*** Block opens ***

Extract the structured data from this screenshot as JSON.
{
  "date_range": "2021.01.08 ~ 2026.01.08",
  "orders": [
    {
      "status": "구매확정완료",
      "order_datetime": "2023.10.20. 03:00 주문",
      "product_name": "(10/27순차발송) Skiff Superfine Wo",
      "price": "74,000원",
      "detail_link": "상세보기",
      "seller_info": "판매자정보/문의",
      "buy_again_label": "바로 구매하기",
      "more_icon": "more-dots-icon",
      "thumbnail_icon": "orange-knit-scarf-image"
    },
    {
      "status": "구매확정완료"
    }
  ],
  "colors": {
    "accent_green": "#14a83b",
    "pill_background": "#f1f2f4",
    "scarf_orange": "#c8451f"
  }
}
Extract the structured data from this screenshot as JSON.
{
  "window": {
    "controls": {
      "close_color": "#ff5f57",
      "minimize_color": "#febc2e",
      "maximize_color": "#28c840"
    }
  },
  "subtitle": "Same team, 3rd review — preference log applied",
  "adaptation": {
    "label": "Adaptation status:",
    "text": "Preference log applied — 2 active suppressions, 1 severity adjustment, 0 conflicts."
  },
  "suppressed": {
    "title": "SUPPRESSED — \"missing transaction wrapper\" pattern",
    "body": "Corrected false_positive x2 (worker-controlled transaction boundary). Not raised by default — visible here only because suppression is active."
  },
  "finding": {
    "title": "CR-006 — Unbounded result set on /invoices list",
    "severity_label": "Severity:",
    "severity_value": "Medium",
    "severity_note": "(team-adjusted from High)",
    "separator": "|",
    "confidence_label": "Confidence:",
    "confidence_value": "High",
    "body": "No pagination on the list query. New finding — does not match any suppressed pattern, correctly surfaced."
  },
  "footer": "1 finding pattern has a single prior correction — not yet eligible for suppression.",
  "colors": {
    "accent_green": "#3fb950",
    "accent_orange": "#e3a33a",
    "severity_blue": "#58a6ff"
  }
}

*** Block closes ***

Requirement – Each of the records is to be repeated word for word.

Response to the exercise –
Extract the structured data from this screenshot as JSON.
{
  "date_range": "2021.01.08 ~ 2026.01.08",
  "orders": [
    {
      "status": "구매확정완료",
      "order_datetime": "2023.10.20. 03:00 주문",
      "product_name": "(10/27순차발송) Skiff Superfine Wo",
      "price": "74,000원",
      "detail_link": "상세보기",
      "seller_info": "판매자정보/문의",
      "buy_again_label": "바로 구매하기",
      "more_icon": "more-dots-icon",
      "thumbnail_icon": "orange-knit-scarf-image"
    },
    {
      "status": "구매확정완료"
    }
  ],
  "colors": {
    "accent_green": "#14a83b",
    "pill_background": "#f1f2f4",
    "scarf_orange": "#c8451f"
  }
}
Extract the structured data from this screenshot as JSON.
{
  "window": {
    "controls": {
      "close_color": "#ff5f57",
      "minimize_color": "#febc2e",
      "maximize_color": "#28c840"
    }
  },
  "subtitle": "Same team, 3rd review — preference log applied",
  "adaptation": {
    "label": "Adaptation status:",
    "text": "Preference log applied — 2 active suppressions, 1 severity adjustment, 0 conflicts."
  },
  "suppressed": {
    "title": "SUPPRESSED — \"missing transaction wrapper\" pattern",
    "body": "Corrected false_positive x2 (worker-controlled transaction boundary). Not raised by default — visible here only because suppression is active."
  },
  "finding": {
    "title": "CR-006 — Unbounded result set on /invoices list",
    "severity_label": "Severity:",
    "severity_value": "Medium",
    "severity_note": "(team-adjusted from High)",
    "separator": "|",
    "confidence_label": "Confidence:",
    "confidence_value": "High",
    "body": "No pagination on the list query. New finding — does not match any suppressed pattern, correctly surfaced."
  },
  "footer": "1 finding pattern has a single prior correction — not yet eligible for suppression.",
  "colors": {
    "accent_green": "#3fb950",
    "accent_orange": "#e3a33a",
    "severity_blue": "#58a6ff"
  }
}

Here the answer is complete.